Keep every word of the entries and print them exactly; the pictures stay out.

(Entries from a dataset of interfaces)
* * * *

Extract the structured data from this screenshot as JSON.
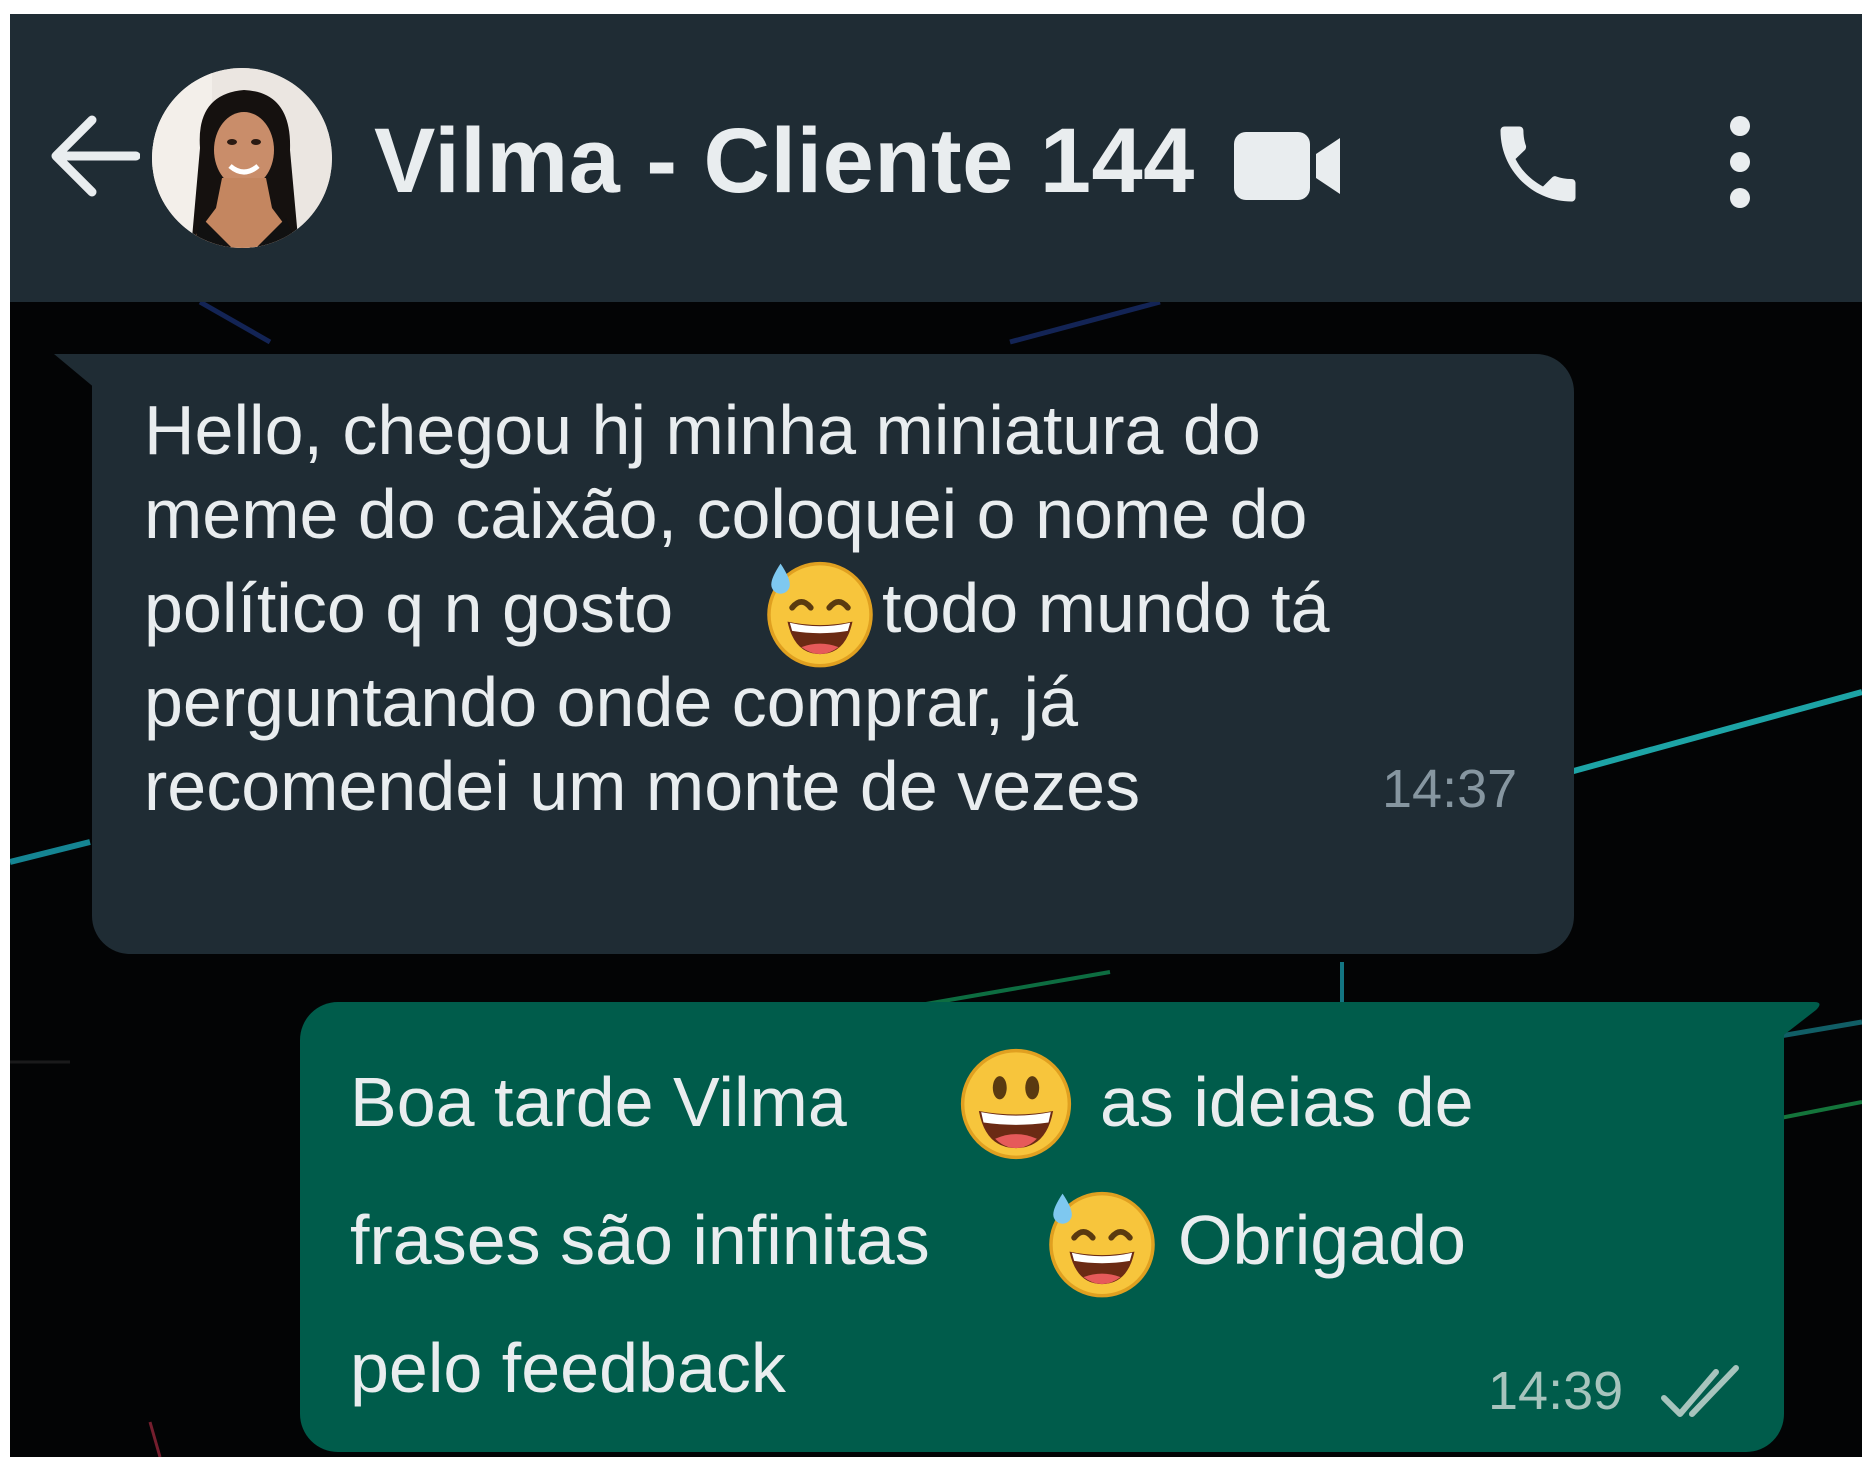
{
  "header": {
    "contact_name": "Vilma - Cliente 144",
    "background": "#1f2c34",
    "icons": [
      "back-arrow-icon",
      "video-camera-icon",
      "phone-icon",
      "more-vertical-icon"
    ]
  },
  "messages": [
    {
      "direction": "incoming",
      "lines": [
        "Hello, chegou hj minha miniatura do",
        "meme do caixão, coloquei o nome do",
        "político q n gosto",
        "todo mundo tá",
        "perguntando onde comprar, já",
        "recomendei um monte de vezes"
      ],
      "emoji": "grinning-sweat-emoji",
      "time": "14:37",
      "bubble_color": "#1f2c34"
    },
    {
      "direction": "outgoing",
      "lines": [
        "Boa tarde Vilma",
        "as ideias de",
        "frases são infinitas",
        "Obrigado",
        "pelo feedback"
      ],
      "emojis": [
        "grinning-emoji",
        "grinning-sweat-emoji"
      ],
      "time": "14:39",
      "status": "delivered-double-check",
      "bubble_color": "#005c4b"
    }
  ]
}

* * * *

— Task output —
Extract the structured data from this screenshot as JSON.
{
  "header": {
    "contact_name": "Vilma - Cliente 144",
    "background": "#1f2c34",
    "icons": [
      "back-arrow-icon",
      "video-camera-icon",
      "phone-icon",
      "more-vertical-icon"
    ]
  },
  "messages": [
    {
      "direction": "incoming",
      "lines": [
        "Hello, chegou hj minha miniatura do",
        "meme do caixão, coloquei o nome do",
        "político q n gosto",
        "todo mundo tá",
        "perguntando onde comprar, já",
        "recomendei um monte de vezes"
      ],
      "emoji": "grinning-sweat-emoji",
      "time": "14:37",
      "bubble_color": "#1f2c34"
    },
    {
      "direction": "outgoing",
      "lines": [
        "Boa tarde Vilma",
        "as ideias de",
        "frases são infinitas",
        "Obrigado",
        "pelo feedback"
      ],
      "emojis": [
        "grinning-emoji",
        "grinning-sweat-emoji"
      ],
      "time": "14:39",
      "status": "delivered-double-check",
      "bubble_color": "#005c4b"
    }
  ]
}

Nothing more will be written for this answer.